US diplomat Ashley J. Tellis from the Carnegie Endowment for International Peace is speaking at the Nehru Centre this evening. The Asia Society folks who have organised the event are thrilled to see the turnout. Well, let’s face it. It’s Mumbai, not Delhi. How many people show up for an international relations or security studies conversation? Not too many. Before Tellis makes his introductory remarks about the relationship between the US, India and China, he asks the audience for a show of hands. The question is something to this effect: How many of you think that India and Pakistan can settle their own issues without any intervention from the US? I think almost three-fourths of the audience have their hands up in the air.
A friend who writes for a food website invites me to join him for dinner at Baluchi. It’s one of the restaurants at The Lalit, a glitzy hotel near the Mumbai airport. Thank God for his job, otherwise I’m hardly the sort to spend a fortune on fine dining. The food couldn’t have been tastier but I’m still wondering what was Baloch about it. The dal, naan, chhole and lassi were some of the best I have had. And the live rendition of Ghulam Ali’s ‘Chupke Chupke Raat Din’ by two local musicians certainly added to the charm of the place. But, to be honest, I expected Baloch cuisine to be a tad different from what I recognize as Punjabi. Moral of the story: Eat your food, and shut up. They cook for the foodie, not the anthropologist.
I am invited to judge a writing competition at Umang, one of Mumbai’s premier college festivals, hosted by N M College. The theme this year is ‘Call of the Wild’, aptly depicted using hand-painted posters all over campus. It’s a familiar set-up: participants getting mad about being promised two hours but given only one, organisers tearing their hair apart with every logistical nightmare that shows up unannounced. I am ushered into the room while they are quietly writing, with ripples of anxiety on their faces.
I hope there’s a time when I see a topic like this: A Dalit princess marries a Brahmin prince
A volunteer hands me the list of topics or prompts these participants have had to choose from. Here are some of those:
* The king falls in love with a girl who is destined to marry his son.
* A prince and a princess are in an incestuous relationship.
* A transgender king rules a very orthodox kingdom.
* A queen has a secret extra-marital affair with a troll.
* A prince who is set to marry the prettiest princess admits that he is gay before the wedding.
* A lesbian princess is in love with her best friend.
Hmm. Wild indeed, for a society that censors desire from private and public conversation. Some of the stories threaten to put me to sleep despite the strong coffee. Others get me so hooked that I can barely stop laughing. While the prompts do celebrate what would qualify as sexual transgression in our context, I hope there’s a time when I see a topic like this: A Dalit princess marries a Brahmin prince.

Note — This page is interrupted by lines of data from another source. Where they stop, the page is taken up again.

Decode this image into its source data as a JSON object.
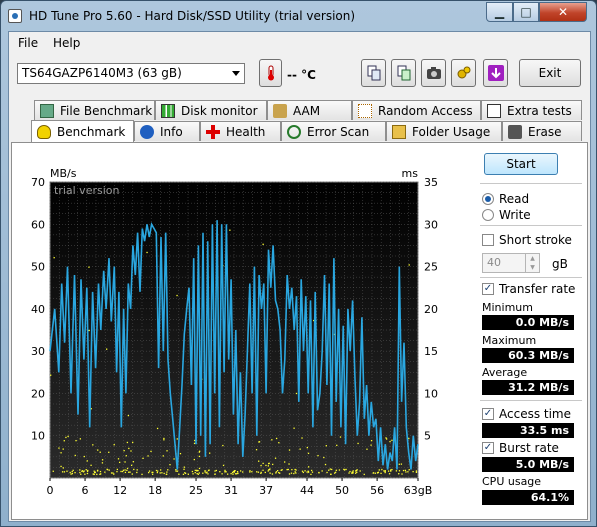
{
  "window": {
    "title": "HD Tune Pro 5.60 - Hard Disk/SSD Utility (trial version)"
  },
  "menu": [
    {
      "label": "File"
    },
    {
      "label": "Help"
    }
  ],
  "toolbar": {
    "drive": "TS64GAZP6140M3 (63 gB)",
    "temperature": "-- °C",
    "exit_label": "Exit",
    "icons": [
      "copy-icon",
      "copy-info-icon",
      "screenshot-icon",
      "options-icon",
      "save-icon"
    ]
  },
  "tabs_top": [
    {
      "label": "File Benchmark",
      "icon": "file-benchmark-icon"
    },
    {
      "label": "Disk monitor",
      "icon": "disk-monitor-icon"
    },
    {
      "label": "AAM",
      "icon": "speaker-icon"
    },
    {
      "label": "Random Access",
      "icon": "random-access-icon"
    },
    {
      "label": "Extra tests",
      "icon": "extra-tests-icon"
    }
  ],
  "tabs_bottom": [
    {
      "label": "Benchmark",
      "icon": "benchmark-icon"
    },
    {
      "label": "Info",
      "icon": "info-icon"
    },
    {
      "label": "Health",
      "icon": "health-icon"
    },
    {
      "label": "Error Scan",
      "icon": "error-scan-icon"
    },
    {
      "label": "Folder Usage",
      "icon": "folder-icon"
    },
    {
      "label": "Erase",
      "icon": "erase-icon"
    }
  ],
  "side": {
    "start_label": "Start",
    "read_label": "Read",
    "write_label": "Write",
    "mode": "read",
    "short_stroke_label": "Short stroke",
    "short_stroke_value": "40",
    "short_stroke_unit": "gB",
    "transfer_rate_label": "Transfer rate",
    "minimum_label": "Minimum",
    "minimum_value": "0.0 MB/s",
    "maximum_label": "Maximum",
    "maximum_value": "60.3 MB/s",
    "average_label": "Average",
    "average_value": "31.2 MB/s",
    "access_time_label": "Access time",
    "access_time_value": "33.5 ms",
    "burst_rate_label": "Burst rate",
    "burst_rate_value": "5.0 MB/s",
    "cpu_usage_label": "CPU usage",
    "cpu_usage_value": "64.1%"
  },
  "chart_data": {
    "type": "line",
    "watermark": "trial version",
    "ylabel_left": "MB/s",
    "ylabel_right": "ms",
    "ylim_left": [
      0,
      70
    ],
    "ylim_right": [
      0,
      35
    ],
    "yticks_left": [
      10,
      20,
      30,
      40,
      50,
      60,
      70
    ],
    "yticks_right": [
      5,
      10,
      15,
      20,
      25,
      30,
      35
    ],
    "xlim": [
      0,
      63
    ],
    "xticks": [
      "0",
      "6",
      "12",
      "18",
      "25",
      "31",
      "37",
      "44",
      "50",
      "56",
      "63gB"
    ],
    "grid": true,
    "series": [
      {
        "axis": "left",
        "color": "#2aa7e0",
        "x": [
          0,
          0.8,
          1.5,
          2,
          2.5,
          3,
          3.6,
          4.2,
          4.8,
          5.3,
          5.8,
          6.3,
          6.8,
          7.3,
          7.8,
          8.3,
          8.7,
          9.2,
          9.6,
          10.1,
          10.5,
          11,
          11.4,
          11.8,
          12.2,
          12.6,
          13,
          13.4,
          13.8,
          14.2,
          14.6,
          15,
          15.4,
          15.8,
          16.2,
          16.6,
          17,
          17.4,
          17.8,
          18.2,
          18.6,
          19,
          19.4,
          19.8,
          20.2,
          20.6,
          21,
          21.4,
          21.8,
          22.2,
          22.6,
          23,
          23.4,
          23.8,
          24.2,
          24.6,
          25,
          25.4,
          25.8,
          26.2,
          26.6,
          27,
          27.4,
          27.8,
          28.2,
          28.6,
          29,
          29.4,
          29.8,
          30.2,
          30.6,
          31,
          31.4,
          31.8,
          32.2,
          32.6,
          33,
          33.4,
          33.8,
          34.2,
          34.6,
          35,
          35.4,
          35.8,
          36.2,
          36.6,
          37,
          37.4,
          37.8,
          38.2,
          38.6,
          39,
          39.4,
          39.8,
          40.2,
          40.6,
          41,
          41.4,
          41.8,
          42.2,
          42.6,
          43,
          43.4,
          43.8,
          44.2,
          44.6,
          45,
          45.4,
          45.8,
          46.2,
          46.6,
          47,
          47.4,
          47.8,
          48.2,
          48.6,
          49,
          49.4,
          49.8,
          50.2,
          50.6,
          51,
          51.4,
          51.8,
          52.2,
          52.6,
          53,
          53.4,
          53.8,
          54.2,
          54.6,
          55,
          55.4,
          55.8,
          56.2,
          56.6,
          57,
          57.4,
          57.8,
          58.2,
          58.6,
          59,
          59.4,
          59.8,
          60.2,
          60.6,
          61,
          61.4,
          61.8,
          62.2,
          62.6,
          63
        ],
        "y": [
          30,
          40,
          25,
          46,
          32,
          50,
          20,
          48,
          15,
          47,
          28,
          45,
          12,
          44,
          26,
          46,
          35,
          49,
          40,
          52,
          37,
          50,
          25,
          44,
          12,
          40,
          20,
          46,
          40,
          55,
          48,
          58,
          44,
          59,
          56,
          60,
          57,
          60,
          59,
          58,
          26,
          57,
          30,
          58,
          28,
          20,
          14,
          8,
          2,
          12,
          22,
          34,
          40,
          45,
          22,
          52,
          8,
          55,
          10,
          58,
          5,
          56,
          8,
          60,
          20,
          61,
          12,
          60,
          25,
          60,
          28,
          47,
          15,
          35,
          8,
          25,
          5,
          15,
          30,
          46,
          20,
          50,
          10,
          48,
          40,
          46,
          20,
          54,
          45,
          55,
          42,
          40,
          35,
          20,
          28,
          48,
          40,
          45,
          35,
          43,
          18,
          47,
          30,
          43,
          20,
          42,
          12,
          44,
          16,
          20,
          30,
          48,
          22,
          46,
          10,
          52,
          18,
          40,
          12,
          36,
          8,
          40,
          30,
          42,
          24,
          10,
          18,
          38,
          14,
          22,
          10,
          18,
          12,
          14,
          4,
          12,
          3,
          8,
          2,
          6,
          4,
          12,
          2,
          50,
          18,
          32,
          12,
          6,
          2,
          10,
          4,
          8
        ]
      },
      {
        "axis": "right",
        "color": "#ffff33",
        "kind": "scatter",
        "note_points_low": true
      }
    ]
  }
}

Chintan Girish Modi is a Mumbai-based writer who believes that Indians and Pakistanis can live in peace without killing each other